A bill to decriminalise cannabis use passed was unanimously in its first reading in Israel‘s parliament.
The proposal would mean those caught smoking marijuana would be fined rather than arrested and prosecuted.
First-time offenders would be fined 1,000 shekels (£209), second-time offenders fined double and those caught a third time would face a “probation” period.
Only on the fourth offence could individuals be subject to criminal proceedings.
Minors caught smoking cannabis would be prosecuted if they refuse to attend a rehabilitation programme.
Presenting the bill in the Knesset in Jerusalem, Israel’s public security minister Gilad Erdan said the country wanted to “reduce the harms of drug usage” and avoid stigmatising those who seldom use the drug as criminals, the Jerusalem Post reported.
“The law is far from perfect, but it’s a foot in the door on the way to full legalisation”, Tamar Zandberg, MK for the green Meretz party, said, according to the Times of Israel. “There is a lot of work ahead.”
The bill will need to pass two further readings before it comes law.
Almost 9 per cent of Israelis use marijuana, according to the United Nations Office on Drugs and Crime.
Around 25,000 of the country’s eight million people have a licence to use the drug for medicinal purposes.
Last year, hundreds of Israelis gathered for a sit-down protest outside the Knesset to call for the full legalisation of marijuana.

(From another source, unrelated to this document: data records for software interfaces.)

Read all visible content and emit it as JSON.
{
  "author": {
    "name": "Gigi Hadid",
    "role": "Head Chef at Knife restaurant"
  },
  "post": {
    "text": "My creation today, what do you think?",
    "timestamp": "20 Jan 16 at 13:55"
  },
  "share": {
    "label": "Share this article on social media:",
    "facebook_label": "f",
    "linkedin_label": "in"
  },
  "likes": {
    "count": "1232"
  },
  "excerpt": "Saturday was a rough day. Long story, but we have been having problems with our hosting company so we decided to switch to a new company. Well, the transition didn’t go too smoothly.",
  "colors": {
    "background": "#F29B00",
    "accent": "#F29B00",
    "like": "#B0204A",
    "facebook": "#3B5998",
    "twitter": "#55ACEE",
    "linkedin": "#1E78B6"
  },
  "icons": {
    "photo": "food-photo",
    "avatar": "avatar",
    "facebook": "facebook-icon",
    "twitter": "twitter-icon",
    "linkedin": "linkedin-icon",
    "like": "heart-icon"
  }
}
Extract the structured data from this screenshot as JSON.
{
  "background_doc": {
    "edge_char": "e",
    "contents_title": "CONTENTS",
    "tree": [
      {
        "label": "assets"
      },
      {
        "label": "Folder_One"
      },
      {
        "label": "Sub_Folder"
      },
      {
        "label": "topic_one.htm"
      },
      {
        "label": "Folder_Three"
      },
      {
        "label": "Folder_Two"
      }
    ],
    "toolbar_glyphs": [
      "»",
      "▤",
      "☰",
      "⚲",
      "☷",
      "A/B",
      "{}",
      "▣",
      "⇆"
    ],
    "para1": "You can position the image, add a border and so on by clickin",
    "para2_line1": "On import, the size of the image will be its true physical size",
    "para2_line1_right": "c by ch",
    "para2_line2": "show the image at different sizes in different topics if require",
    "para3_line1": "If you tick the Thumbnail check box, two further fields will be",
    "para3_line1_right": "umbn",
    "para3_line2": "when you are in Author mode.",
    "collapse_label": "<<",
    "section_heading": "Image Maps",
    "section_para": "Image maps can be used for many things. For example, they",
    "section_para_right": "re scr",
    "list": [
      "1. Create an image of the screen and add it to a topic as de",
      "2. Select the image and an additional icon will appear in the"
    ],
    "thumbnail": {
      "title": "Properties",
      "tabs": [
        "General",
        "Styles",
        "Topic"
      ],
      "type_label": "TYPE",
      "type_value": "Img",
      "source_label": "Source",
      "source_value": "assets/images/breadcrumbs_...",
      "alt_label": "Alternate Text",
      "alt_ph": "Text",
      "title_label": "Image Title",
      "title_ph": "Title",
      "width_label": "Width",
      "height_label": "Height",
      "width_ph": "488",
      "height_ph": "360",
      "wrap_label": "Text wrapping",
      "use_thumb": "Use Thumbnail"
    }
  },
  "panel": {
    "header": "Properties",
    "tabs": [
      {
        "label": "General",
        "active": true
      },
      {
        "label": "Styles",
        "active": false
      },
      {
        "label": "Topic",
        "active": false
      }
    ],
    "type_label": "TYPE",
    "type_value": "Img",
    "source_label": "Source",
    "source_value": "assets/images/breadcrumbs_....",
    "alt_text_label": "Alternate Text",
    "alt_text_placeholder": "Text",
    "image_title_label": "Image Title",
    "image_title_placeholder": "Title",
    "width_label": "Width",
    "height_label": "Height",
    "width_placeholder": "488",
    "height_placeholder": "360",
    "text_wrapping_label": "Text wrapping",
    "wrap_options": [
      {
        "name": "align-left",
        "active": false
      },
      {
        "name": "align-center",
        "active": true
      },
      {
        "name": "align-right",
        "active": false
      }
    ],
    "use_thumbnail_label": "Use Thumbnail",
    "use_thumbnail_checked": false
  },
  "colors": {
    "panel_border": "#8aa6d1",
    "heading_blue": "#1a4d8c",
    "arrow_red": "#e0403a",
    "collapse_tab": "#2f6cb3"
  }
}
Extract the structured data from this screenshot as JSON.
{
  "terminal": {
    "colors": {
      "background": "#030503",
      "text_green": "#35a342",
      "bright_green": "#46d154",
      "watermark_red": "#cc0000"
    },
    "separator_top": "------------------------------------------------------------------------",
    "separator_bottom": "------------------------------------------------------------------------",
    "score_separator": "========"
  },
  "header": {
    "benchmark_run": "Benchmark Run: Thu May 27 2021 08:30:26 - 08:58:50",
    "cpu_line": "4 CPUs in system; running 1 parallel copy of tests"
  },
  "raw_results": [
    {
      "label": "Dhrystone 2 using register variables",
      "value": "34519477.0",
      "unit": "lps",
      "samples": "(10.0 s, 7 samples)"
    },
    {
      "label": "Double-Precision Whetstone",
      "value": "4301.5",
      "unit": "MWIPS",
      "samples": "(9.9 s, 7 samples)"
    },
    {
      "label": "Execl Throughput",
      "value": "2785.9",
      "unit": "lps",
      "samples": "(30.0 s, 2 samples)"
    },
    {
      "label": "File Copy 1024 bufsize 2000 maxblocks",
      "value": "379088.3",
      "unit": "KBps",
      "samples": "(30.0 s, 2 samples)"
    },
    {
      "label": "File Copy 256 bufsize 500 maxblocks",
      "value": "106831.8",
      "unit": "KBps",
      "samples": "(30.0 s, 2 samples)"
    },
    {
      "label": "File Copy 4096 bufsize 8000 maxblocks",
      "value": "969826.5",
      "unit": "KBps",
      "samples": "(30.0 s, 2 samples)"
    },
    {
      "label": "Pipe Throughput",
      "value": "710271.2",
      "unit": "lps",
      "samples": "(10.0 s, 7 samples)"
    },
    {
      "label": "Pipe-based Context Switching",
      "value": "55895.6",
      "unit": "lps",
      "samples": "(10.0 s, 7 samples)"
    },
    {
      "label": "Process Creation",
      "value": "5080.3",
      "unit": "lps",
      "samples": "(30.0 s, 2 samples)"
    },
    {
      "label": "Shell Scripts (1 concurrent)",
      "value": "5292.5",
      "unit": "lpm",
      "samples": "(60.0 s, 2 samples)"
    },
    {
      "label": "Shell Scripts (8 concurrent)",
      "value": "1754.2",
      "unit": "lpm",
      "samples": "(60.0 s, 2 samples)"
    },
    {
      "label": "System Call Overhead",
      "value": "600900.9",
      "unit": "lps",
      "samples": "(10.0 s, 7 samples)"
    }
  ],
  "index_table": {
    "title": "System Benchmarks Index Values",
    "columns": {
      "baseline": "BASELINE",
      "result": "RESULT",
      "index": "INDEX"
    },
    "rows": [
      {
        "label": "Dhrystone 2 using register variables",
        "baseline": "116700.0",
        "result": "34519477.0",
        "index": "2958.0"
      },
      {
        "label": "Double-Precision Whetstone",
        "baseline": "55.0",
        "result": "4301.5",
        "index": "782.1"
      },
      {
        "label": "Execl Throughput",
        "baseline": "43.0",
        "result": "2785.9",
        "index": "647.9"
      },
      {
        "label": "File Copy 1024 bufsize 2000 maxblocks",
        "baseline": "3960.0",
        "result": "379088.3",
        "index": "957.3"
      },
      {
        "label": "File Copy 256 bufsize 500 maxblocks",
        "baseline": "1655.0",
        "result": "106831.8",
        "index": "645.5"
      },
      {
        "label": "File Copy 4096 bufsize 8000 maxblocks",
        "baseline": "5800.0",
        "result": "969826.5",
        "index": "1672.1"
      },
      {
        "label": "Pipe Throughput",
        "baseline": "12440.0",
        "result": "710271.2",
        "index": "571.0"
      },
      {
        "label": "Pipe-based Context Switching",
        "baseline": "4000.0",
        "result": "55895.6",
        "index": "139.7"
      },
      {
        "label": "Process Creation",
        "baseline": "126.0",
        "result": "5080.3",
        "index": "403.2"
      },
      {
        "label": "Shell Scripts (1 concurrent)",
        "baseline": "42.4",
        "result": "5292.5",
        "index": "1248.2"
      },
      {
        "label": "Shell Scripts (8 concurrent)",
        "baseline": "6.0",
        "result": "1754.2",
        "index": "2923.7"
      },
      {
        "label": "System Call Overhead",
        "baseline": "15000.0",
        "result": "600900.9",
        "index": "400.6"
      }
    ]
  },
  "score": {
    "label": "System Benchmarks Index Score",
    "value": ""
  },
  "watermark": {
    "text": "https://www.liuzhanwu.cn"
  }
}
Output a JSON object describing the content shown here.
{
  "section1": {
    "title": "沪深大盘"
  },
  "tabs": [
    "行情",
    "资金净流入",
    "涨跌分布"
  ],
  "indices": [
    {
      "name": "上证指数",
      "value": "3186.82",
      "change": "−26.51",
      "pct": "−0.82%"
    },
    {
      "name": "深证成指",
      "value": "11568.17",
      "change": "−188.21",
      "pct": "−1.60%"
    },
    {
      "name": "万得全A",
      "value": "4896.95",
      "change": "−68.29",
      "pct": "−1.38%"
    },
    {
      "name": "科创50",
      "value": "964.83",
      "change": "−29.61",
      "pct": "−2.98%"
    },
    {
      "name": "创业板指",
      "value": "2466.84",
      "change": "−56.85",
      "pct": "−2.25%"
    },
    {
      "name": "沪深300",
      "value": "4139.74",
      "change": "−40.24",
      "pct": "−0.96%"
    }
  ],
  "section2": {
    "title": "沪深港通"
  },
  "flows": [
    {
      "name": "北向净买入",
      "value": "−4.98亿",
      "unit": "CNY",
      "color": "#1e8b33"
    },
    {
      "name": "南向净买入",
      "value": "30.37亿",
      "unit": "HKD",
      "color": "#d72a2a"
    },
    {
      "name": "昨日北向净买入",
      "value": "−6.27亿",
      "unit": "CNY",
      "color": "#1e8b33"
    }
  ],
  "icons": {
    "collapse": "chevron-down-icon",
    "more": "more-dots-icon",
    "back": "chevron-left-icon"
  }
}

As part of the “420” tradition, held every 20 April since the 1970s, they light joints when the clock struck 4.20pm.